Pacific Lutheran put up a hard fight in each of their games but went 0-3 on the first day, losing by very small margins every time. Margaret Chell led the team in scores, while handler movement and assists were distributed amongst Krysia Davis and Emma Mickelson, with many other players taking charge on the field as well. The Reign women worked for their points and didn’t give up any goals without quite a fight.
In a surprising turn of events, 10th-seeded Lehigh took the top spot in their pool, going undefeated on the day. Smart, patient play gave Gravity an edge in each of their games, being marred more than anything by occasional poor handling of the disc, which led to some unfortunate drops while in scoring position. Re-centering themselves, Madison Cannon was able to lead the team in both scores and assists, proving to be vital to their success throughout the day.
Despite some incredibly athletic play and remarkable bids from many Puget Sound players, they were unable to take the lead against Lehigh. After a hard-fought loss against Gravity, Clearcut became much more dominant for the rest of the day. Puget Sound came in second in their pool and ended with a comfortable win over North Park in the pre-quarterfinal, with Emma Piorier and Mickela Heilicher leading their offensive charge.
Amherst played a very calm game against Rice, winning comfortably to start the day. From there, Sparkle Motion fought hard in their remaining games but were unable to pull ahead, despite the scoring power of Kyra Wortley and Carly Drost. In a well-matched pre-quarterfinal game against St. Olaf Vortex, Sparkle Motion played strong but, once again, couldn’t come away with the lead. Despite that, they could be heard from the sideline, always cheering for their team and others.
Rice Torque was unable to come away with any wins today, being hindered in large part by many hasty decisions. Stumbling on deep looks after working the disc amongst their handlers, seeming to get impatient with smaller plays, they looked to move the disc up the field with hucks that were rarely connected, resulting in many fast turns. In spite of some of their struggles on offense, Jacqueline Lee was able to pull ahead in the team’s stats, bringing in four points for Torque.
In a Pool D mix-up, the winner of the pool was determined on point differential, after Oberlin beat Wesleyan with just a single-point margin. Wesleyan was able to clinch first place in the pool, with two handy wins over Catholic and Mount Holyoke. Their point differential in those games played to their favor, thanks in large part to Eileen Connor’s 13 goals and Chi Chi Wakabayashi’s 12 assists.
Oberlin scraped out two narrow wins against Wesleyan and Catholic and lost to Mount Holyoke by an equally narrow margin. Three incredibly close games required Oberlin to work very hard for their wins, relying on Abagael Cheng and Emma March to lead their offense and keep their leads.
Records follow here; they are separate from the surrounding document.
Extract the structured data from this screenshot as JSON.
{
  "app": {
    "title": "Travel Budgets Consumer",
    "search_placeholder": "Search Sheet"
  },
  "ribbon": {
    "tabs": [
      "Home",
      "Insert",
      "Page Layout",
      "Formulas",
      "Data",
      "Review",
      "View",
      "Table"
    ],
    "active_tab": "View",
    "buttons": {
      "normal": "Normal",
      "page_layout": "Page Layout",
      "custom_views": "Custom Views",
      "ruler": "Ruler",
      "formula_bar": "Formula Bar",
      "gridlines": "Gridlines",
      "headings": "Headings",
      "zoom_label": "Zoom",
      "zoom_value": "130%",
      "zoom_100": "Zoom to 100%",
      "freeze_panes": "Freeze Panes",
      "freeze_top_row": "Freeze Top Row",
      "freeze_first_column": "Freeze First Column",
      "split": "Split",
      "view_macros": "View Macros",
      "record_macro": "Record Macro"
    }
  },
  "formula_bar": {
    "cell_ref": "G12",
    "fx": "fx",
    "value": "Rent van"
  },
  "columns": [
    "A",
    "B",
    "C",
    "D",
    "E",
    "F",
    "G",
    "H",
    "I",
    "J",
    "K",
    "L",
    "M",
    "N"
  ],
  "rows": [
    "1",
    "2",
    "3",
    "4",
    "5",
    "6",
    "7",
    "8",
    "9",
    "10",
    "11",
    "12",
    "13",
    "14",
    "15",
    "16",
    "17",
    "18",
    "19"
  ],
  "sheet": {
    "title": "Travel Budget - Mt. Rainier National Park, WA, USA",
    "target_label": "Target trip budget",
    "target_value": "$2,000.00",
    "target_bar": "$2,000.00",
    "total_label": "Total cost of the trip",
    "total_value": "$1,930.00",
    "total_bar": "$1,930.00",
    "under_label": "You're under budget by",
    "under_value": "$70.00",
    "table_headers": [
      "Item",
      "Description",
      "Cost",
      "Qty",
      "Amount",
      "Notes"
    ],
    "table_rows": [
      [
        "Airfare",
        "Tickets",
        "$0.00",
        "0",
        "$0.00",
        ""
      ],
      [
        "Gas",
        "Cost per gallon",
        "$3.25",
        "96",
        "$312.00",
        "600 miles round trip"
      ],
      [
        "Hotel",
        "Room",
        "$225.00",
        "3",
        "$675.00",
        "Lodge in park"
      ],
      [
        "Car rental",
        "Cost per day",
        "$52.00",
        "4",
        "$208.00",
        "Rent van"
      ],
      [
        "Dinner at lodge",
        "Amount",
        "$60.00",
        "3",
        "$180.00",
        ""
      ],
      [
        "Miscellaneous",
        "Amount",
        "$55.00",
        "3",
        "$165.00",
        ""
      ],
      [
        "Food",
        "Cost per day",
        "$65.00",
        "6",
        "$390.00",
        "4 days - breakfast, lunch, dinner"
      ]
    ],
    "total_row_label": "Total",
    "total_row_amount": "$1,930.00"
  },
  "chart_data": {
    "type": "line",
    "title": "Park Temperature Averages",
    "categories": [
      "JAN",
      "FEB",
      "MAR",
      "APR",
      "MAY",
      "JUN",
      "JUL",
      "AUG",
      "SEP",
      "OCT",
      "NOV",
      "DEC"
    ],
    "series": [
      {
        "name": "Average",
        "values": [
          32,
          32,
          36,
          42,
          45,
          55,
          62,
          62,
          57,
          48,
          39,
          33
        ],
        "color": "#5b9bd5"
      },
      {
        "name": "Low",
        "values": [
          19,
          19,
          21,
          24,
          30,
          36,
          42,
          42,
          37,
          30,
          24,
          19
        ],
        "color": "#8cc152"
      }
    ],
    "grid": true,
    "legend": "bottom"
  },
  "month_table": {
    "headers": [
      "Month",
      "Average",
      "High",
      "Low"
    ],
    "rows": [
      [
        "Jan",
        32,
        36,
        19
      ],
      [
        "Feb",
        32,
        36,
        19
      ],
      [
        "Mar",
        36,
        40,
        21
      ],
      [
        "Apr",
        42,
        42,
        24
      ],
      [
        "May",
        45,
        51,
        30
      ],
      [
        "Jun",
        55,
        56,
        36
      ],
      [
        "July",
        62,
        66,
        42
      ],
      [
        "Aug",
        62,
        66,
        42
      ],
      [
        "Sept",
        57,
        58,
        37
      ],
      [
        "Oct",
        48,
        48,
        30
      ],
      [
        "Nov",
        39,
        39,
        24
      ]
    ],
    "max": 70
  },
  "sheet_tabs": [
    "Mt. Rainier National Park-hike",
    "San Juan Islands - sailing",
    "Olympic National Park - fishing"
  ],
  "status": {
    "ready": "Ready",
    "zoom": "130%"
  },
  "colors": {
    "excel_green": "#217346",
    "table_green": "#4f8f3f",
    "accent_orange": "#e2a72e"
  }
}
In the pre-quarterfinal round against RPI, despite going down very early, Oberlin made a great comeback, contesting the offense of RPI with strong defense and chilly offensive movement.
Mount Holyoke made smart plays and had good handler movement. Their play demonstrated how sure they are of themselves, beating Catholic comfortably in pool play and Georgia College in the pre-quarters. Mahmuda Alam and Katrina Meserve led the way in scores, and Meserve controlled the offensive movement, throwing 30 assists throughout the day.
Catholic fought for each of their points, working their offense through Grace Castro. Their intensity on defense made them fierce competitors for each team they played and kept the contests alive. Despite their work on defense, they weren’t able to come away with any wins, but they stayed spirited throughout the day.